German shepherd, type of working pooch created in Germany from conventional grouping and ranch hounds. Until the 1970s the breed was known as the Alsatian in the United Kingdom. An emphatically manufactured, moderately since a long time ago bodied pooch, the German shepherd stands 22 to 26 inches (56 to 66 cm) and gauges 75 to 95 pounds (34 to 43 kg). Its jacket is of coarse, medium-long external hair and shorter, thick internal hair and reaches from white or pale dark to dark and is frequently dim and dark or dark and tan. Noted for insight, readiness, and dependability, the German shepherd is utilized as a guide for the visually impaired and as a guard dog and furthermore serves in police and military work. 


German Shepherds are exceptionally dynamic mutts, valiant, yet not threatening and regularly are depicted in breed models as confident and never modest. 


The breed is set apart by an ability to learn and an energy to have a reason. Shepherds can wind up over-defensive of their family and region, particularly if not mingled effectively. Because of their unwavering nature Shepherds bond well with youngsters they know.
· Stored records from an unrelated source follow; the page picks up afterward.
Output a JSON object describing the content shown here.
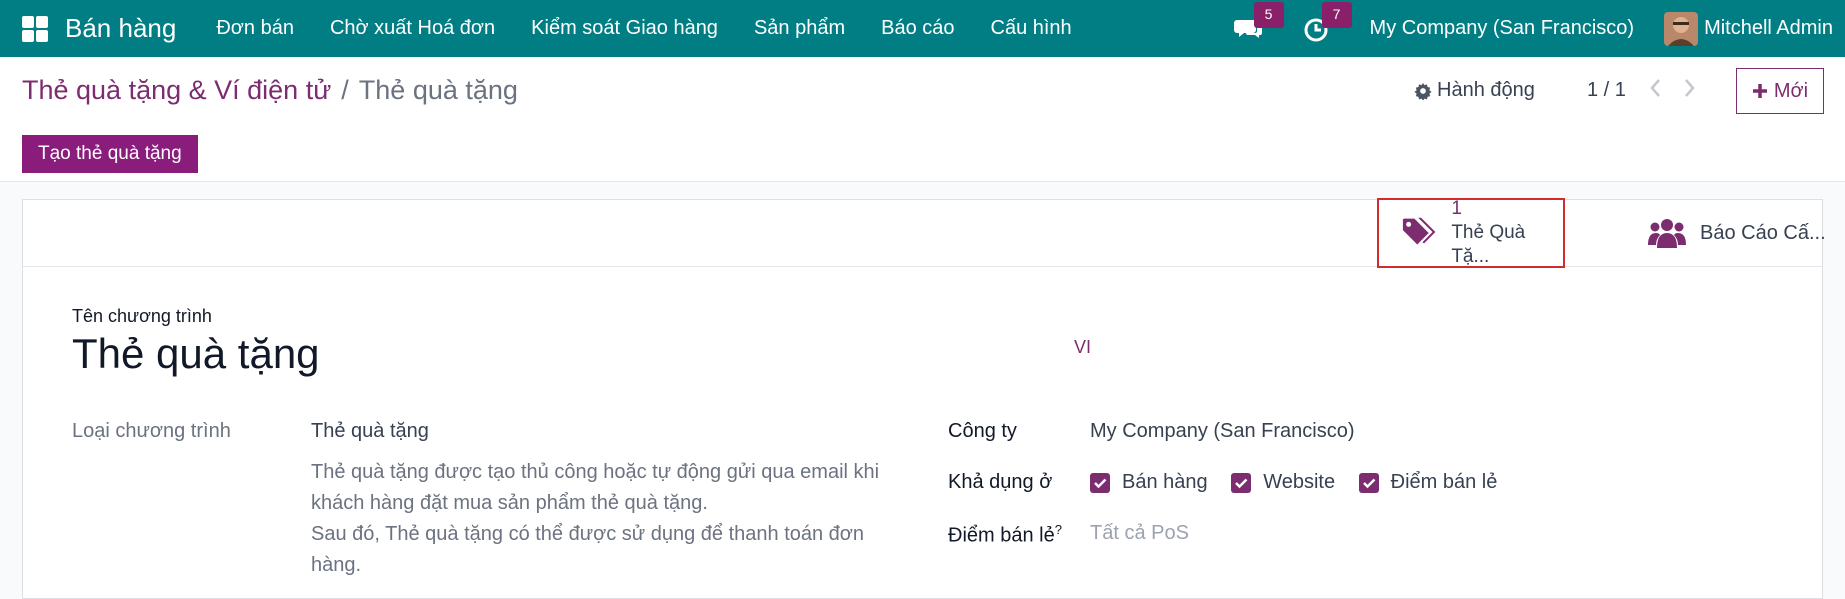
{
  "navbar": {
    "app_name": "Bán hàng",
    "menu": [
      "Đơn bán",
      "Chờ xuất Hoá đơn",
      "Kiểm soát Giao hàng",
      "Sản phẩm",
      "Báo cáo",
      "Cấu hình"
    ],
    "messages_count": "5",
    "activities_count": "7",
    "company": "My Company (San Francisco)",
    "user": "Mitchell Admin"
  },
  "breadcrumb": {
    "parent": "Thẻ quà tặng & Ví điện tử",
    "separator": "/",
    "current": "Thẻ quà tặng"
  },
  "control": {
    "action_label": "Hành động",
    "pager": "1 / 1",
    "new_label": "Mới"
  },
  "statusbar": {
    "create_button": "Tạo thẻ quà tặng"
  },
  "smart_buttons": {
    "gift_cards_count": "1",
    "gift_cards_label": "Thẻ Quà Tặ...",
    "reports_label": "Báo Cáo Cấ..."
  },
  "form": {
    "program_name_label": "Tên chương trình",
    "program_name": "Thẻ quà tặng",
    "lang": "VI",
    "program_type_label": "Loại chương trình",
    "program_type_value": "Thẻ quà tặng",
    "program_type_desc_1": "Thẻ quà tặng được tạo thủ công hoặc tự động gửi qua email khi khách hàng đặt mua sản phẩm thẻ quà tặng.",
    "program_type_desc_2": "Sau đó, Thẻ quà tặng có thể được sử dụng để thanh toán đơn hàng.",
    "company_label": "Công ty",
    "company_value": "My Company (San Francisco)",
    "available_label": "Khả dụng ở",
    "available_options": [
      "Bán hàng",
      "Website",
      "Điểm bán lẻ"
    ],
    "pos_label": "Điểm bán lẻ",
    "pos_help": "?",
    "pos_placeholder": "Tất cả PoS"
  },
  "colors": {
    "navbar": "#017e84",
    "accent": "#7c2d6f",
    "highlight": "#d12b2b"
  }
}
While ordinarily agreeable, Shepherds don't wind up prompt companions with outsiders. 


German Shepherds are profoundly faithful and not effectively diverted, however because of their self-solid will must be prepared by a firm hand.